@DarrenMcMaster-Smith, @Mad About Drums and many others - I agree completely! I've heard local 'starving artists' produce a much more enjoyable and soulful atmosphere with their crappy quality equipment and it comes down to HEART (imo)

Thanks for everyone's response, if anyone wants to add anything, please feel free and in the meanwhile, I'll keep on chuggin'
 

helmetface

Senior Member
Well, I've started playing with a friend recently who is a long time guitarist, who is far beyond my skill level, but its actually going really well.

I find that when he makes up the melodies and I can just groove to whatever he is coming up with my playing loosens up a ton! And I am able to formulate patterns and fills I didn't even know that I knew.

It is a most excellent feeling! We groove to a large variety, mainly rock based, as that is his forte. We've been focusing on the band Sleep lately, which if we only had a good bass player, would be complete in sound. But its going well nonetheless!
 
Darren, I have a suggestion for you. I've been reading about your frustration with the mechanics of working the sticks. What I would really like to see you do is forget about the mechanics, for now anyway, and take all of the emotion, frustration, and everything else you're feeling and channel that into your playing. Dude, music wasn't invented as an exercise. It was invented to express the human condition. LLLL strokes, in a vacuum, have zero to do with human emotion. You have an abundance of feelings inside, that is clear. You have such a good vehicle to express them, the drumset. Try to unconnect your mind from your playing and instead connect to your feelings. If you are frustrated, let's hear what frustration sounds like. It doesn't have to be good. It just has to express frustration.

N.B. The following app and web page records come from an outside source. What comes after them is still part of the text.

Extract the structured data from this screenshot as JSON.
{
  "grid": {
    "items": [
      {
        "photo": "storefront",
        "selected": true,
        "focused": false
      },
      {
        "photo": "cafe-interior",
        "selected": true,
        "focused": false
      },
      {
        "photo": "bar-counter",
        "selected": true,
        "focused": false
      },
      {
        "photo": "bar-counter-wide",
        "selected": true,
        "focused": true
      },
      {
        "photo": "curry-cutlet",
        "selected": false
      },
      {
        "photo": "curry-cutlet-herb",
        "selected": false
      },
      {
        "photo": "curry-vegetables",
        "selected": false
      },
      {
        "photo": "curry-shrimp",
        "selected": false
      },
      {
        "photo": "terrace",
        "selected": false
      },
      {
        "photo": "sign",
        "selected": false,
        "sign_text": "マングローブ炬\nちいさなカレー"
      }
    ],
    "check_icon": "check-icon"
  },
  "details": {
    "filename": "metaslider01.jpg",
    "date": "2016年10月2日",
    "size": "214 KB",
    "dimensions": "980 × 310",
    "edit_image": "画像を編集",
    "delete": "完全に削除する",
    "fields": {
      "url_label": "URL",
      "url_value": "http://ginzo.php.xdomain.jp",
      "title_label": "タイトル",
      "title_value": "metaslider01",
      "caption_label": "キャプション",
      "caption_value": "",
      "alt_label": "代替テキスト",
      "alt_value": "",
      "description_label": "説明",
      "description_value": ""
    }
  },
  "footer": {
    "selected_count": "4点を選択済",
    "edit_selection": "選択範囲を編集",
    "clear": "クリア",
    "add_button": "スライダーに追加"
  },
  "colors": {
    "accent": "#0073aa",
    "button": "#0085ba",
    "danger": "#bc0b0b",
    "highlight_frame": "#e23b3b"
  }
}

Read Kenny Werner's "Effortless Mastery". It deals with the mental approach to your playing and the info in there is exactly what you need to absorb and put into practice.

I'll say it again.

Read Kenny Werner's "Effortless Mastery". It deals with the mental approach to your playing and the info in there is exactly what you need to absorb and put into practice.

Everything is in your head. You need to learn how to "change the tape" in your head to something that allows you to move out of your own way. You're blocking your own way forward. It's not hard to fix with the right attitude. Your body is fine, it's your control center that needs adjusting. And you aren't the only one. Every drummer goes through phases like this.
My mind thinks "who are you kidding mate?"
There is something else though in my mind that stops me from moving though.Something I can't control and it's not just drumming,it's life in general.

This disconnection to alot of things.
A numb "I don't care about the consequences because I can't feel a thing"

I'm pretty much poor after all the cover gigs and everything,I pissed my money up the wall.
But when I did piss it up the wall,I didn't have no fear or guilt.
I still make decisions not based on my thoughts but "I hope everyone else likes it"

Do you understand?

Comes from alot of insecurity.

AS long as I feel this way,My life or drumming for that matter,will never go the highest level.

Driving me fucking crazy.

Whatever this thing is,it controls me.

I've been on medication but that nearly made me top myself.

Threw the shit in the bin.
 
Top